Innovative ways of engagement
After almost two years of online intersessional period, it is particularly important to maintain momentum and engagement in the BBNJ negotiation process. Further, it is crucial to make negotiations publicly understandable and increasingly transparent – also to the public that is not directly involved with the negotiations.
By making country-level data about marine biodiversity publicly available now, we aim to create novel ways for the public to engage with the BBNJ negotiations. Using the open-source R shiny app, we programmed this dashboard for researchers, policy-makers, non-governmental actors, and other stakeholders or the general public that wish to stay updated on several aspects of the BBNJ process. We hope that the dashboard can trigger continuous engagement with the BBNJ negotiations, particularly during the prolonged intersessional period, and in this way support the intergovernmental efforts to come to an agreement.
Being published simultaneously to the innovative panel “United Nations Negotiations for the Future of Marine Biodiversity. A Conversation among Academics and Practitioners on the BBNJ Negotiations” at this year´s Earth System Governance conference, it aims to highlight innovative ways to stimulate discussion and engagement and to contribute to an inter- and transdisciplinary dialogue on the BBNJ negotiations. This dashboard supports the panel which brings together researchers and practitioners by providing new data and analyses.
Thus, we invite scholars and national delegates, as well as representatives of intergovernmental- and non-governmental organizations and everyone else to explore the dashboard and in this way stay informed about the BBNJ process.
The MARIPOLDATA approach – a new methodology to analyze negotiation data

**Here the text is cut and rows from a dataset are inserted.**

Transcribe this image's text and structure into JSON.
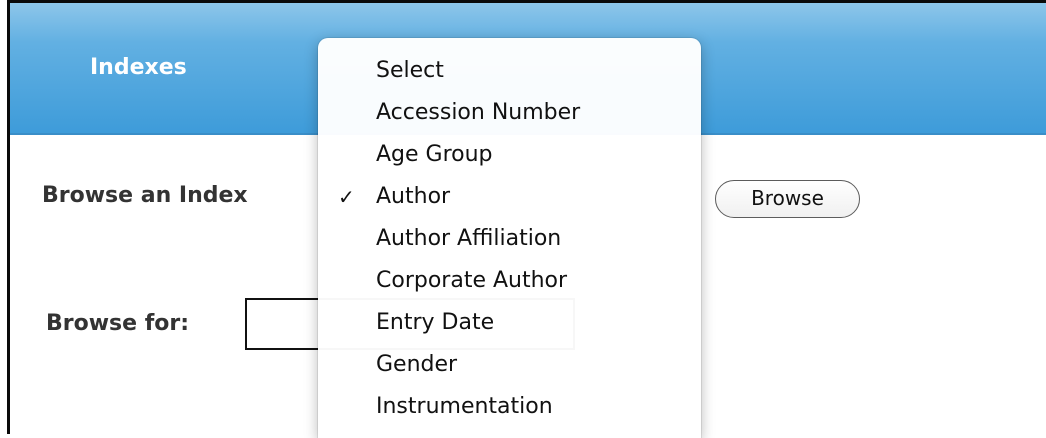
{
  "header": {
    "title": "Indexes"
  },
  "form": {
    "browse_index_label": "Browse an Index",
    "browse_for_label": "Browse for:",
    "browse_button_label": "Browse",
    "browse_for_value": ""
  },
  "dropdown": {
    "selected": "Author",
    "check_glyph": "✓",
    "options": [
      "Select",
      "Accession Number",
      "Age Group",
      "Author",
      "Author Affiliation",
      "Corporate Author",
      "Entry Date",
      "Gender",
      "Instrumentation"
    ]
  },
  "colors": {
    "header_blue": "#3d9bd9",
    "header_text": "#ffffff",
    "label_text": "#333333"
  }
}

Marine biodiversity data and research play a central role in negotiating and implementing the treaty and delegates continuously emphasize the importance of science-based decisions making. But the capacities to conduct marine scientific research, and develop and use data infrastructures are unequally distributed. There are also significant disbalances in the intensity of scientific collaboration among countries as well as primary research topics (Tolochko & Vadrot, 2021). Despite broad recognition of these disbalances, the political aspects of marine biodiversity research remain understudied.
The central objective of MARIPOLDATA is to overcome these shortcomings by developing and applying a new methodology for the analysis of science-policy interrelations. To research the science-policy interrelations, the MARIPOLDATA team has applied a set of qualitative and quantitative methods to collect data within the BBNJ negotiations as well as online in the Web of Science database.
The research team notes that the collection of ethnographic data at international negotiations and its subsequent management and publication has posed a challenge to researchers in the past. Concerning ethnographic data, it has been particularly challenging to make such data publicly accessible and understandable beyond the researcher that collected it. This dashboard was developed as an answer to these challenges. By making ethnographic data from the negotiations and bibliometric data from the web of science publicly accessible, the research team moves forward on this central objective of the project to understand science-policy interrelations and identify new forms of power in global environmental politics as well as develop the methodologies to do so.